It’s a bit difficult to parse this news. O’Neill and Thomas have each seen MLB action this year, though only the former has spent enough time in the majors to tell us much. O’Neill faces long-term questions about his on-base ability, but has been plenty productive (.269/.313/.505) in 224 total plate appearances at the game’s highest level. Thomas hasn’t quite followed up on his strong ’18 output in the upper minors, but he’s seen as a legitimate prospect with at least fourth-outfielder potential.
There are arguments to be made that both of these players ought to be seen as important future pieces for the Cards. Marcell Ozuna is headed for free agency (and presently sidelined with injury), Jose Martinez hasn’t hit enough to make up for his awful outfield glovework, and Harrison Bader has taken a big step back this season. Dexter Fowler has bounced back but still isn’t quite worth his contract. Of course, the St. Louis organization has cycled through quite a few outfield pieces in recent years, having dealt away prime, cost-controlled seasons of players such as Tommy Pham, Stephen Piscotty, and Randal Grichuk.
It’s even harder to gauge the team’s thinking with regard to Martinez. The saga has continued for the hurler even as he has produced excellent results when healthy, no matter in what capacity. He’s through 20 2/3 innings of 2.18 ERA ball as a reliever this year, with 9.6 K/9 against 3.0 BB/9 and a hefty 63.3% groundball rate. While he’s not a particularly cheap player, especially if viewed as a reliever, Martinez’s contract is hardly worrisome for a 27-year-old with his ability level and track record. He’s due $11.5MM this year along with the ensuing two seasons before a pair of club options become available. That’d be a bargain if Martinez can get back to being a quality rotation piece, and not a bad rate if he carves out a new role as a quality back-end reliever.
Generally, it seems each of these three players fits the needs of the St. Louis organization. Unless the club prefers to pick up a better but lesser-controlled outfielder, or shave Martinez’s contract obligations while he’s in a stable place in terms of health and performance, it’s not immediately obvious why any would be dangled in particular.
Notably, we still haven’t heard a definitive statement or report on the Cardinals’ plans for attacking the trade deadline. The club has not strayed too far from the lead in the NL Central, but it also hasn’t moved out of the orbit of an approximately .500 record. As things stand entering play today, the Red Birds are two games over even and an equal number back of the division-leading Cubs. One might think that the St. Louis organization’s postseason drought makes it a win-now buyer, but it’s also arguable that the club shouldn’t overvalue its competitive position and should act in a restrained manner — or, perhaps, target only assets that will also deliver future value.

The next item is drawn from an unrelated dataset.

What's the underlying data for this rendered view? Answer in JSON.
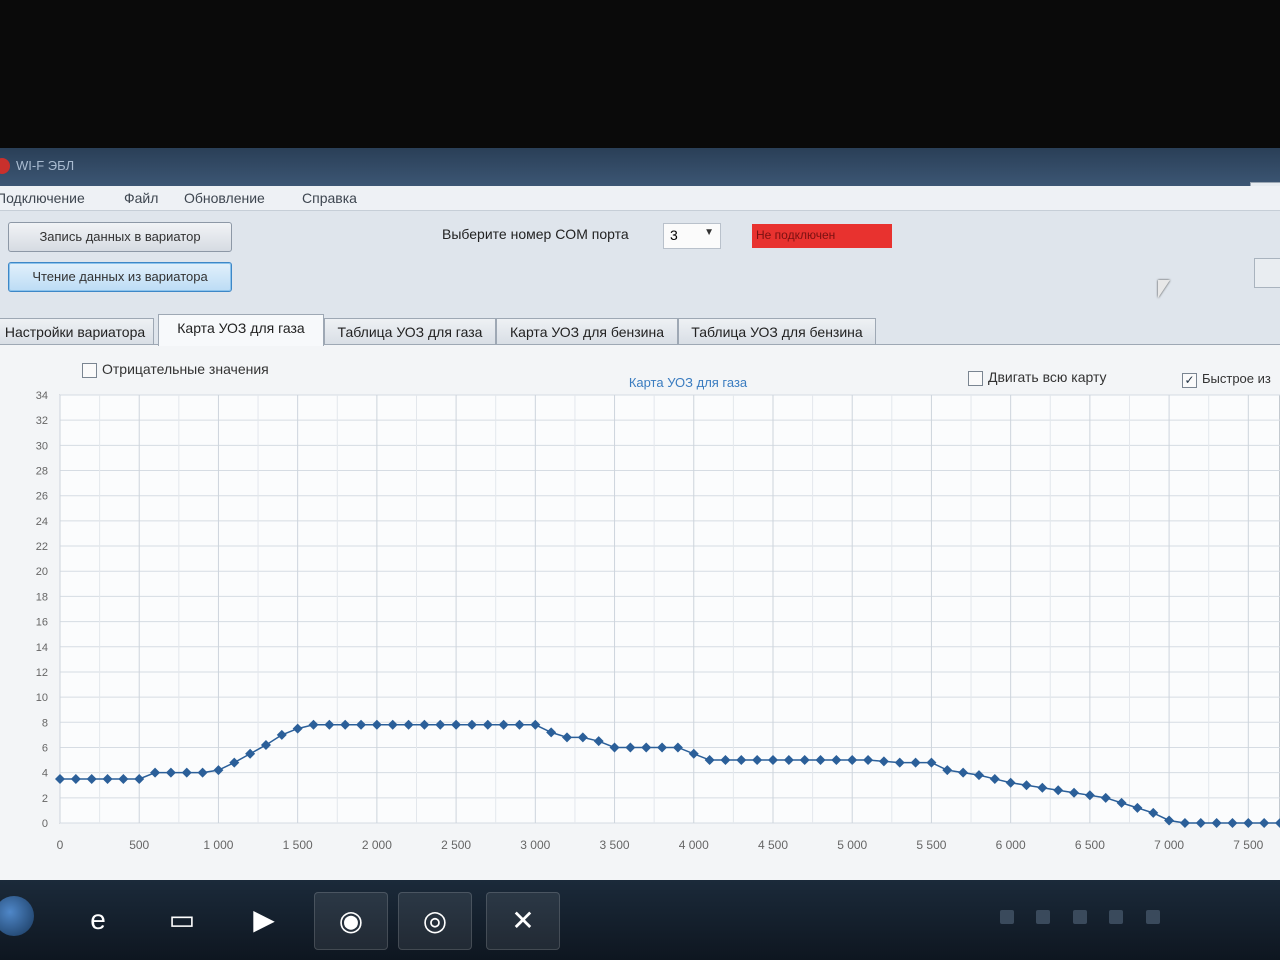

If the club’s general stance is unclear, it’s also debatable which areas of the roster are most susceptible of improvement. You could certainly make a case for one or more big bats. Frankly, there’s probably room in either the infield or the outfield. It’s equally arguable that a high-end starter should be a priority. The relief unit has some nice pieces, but what bullpen couldn’t stand to be upgraded — especially with a high-leverage arm?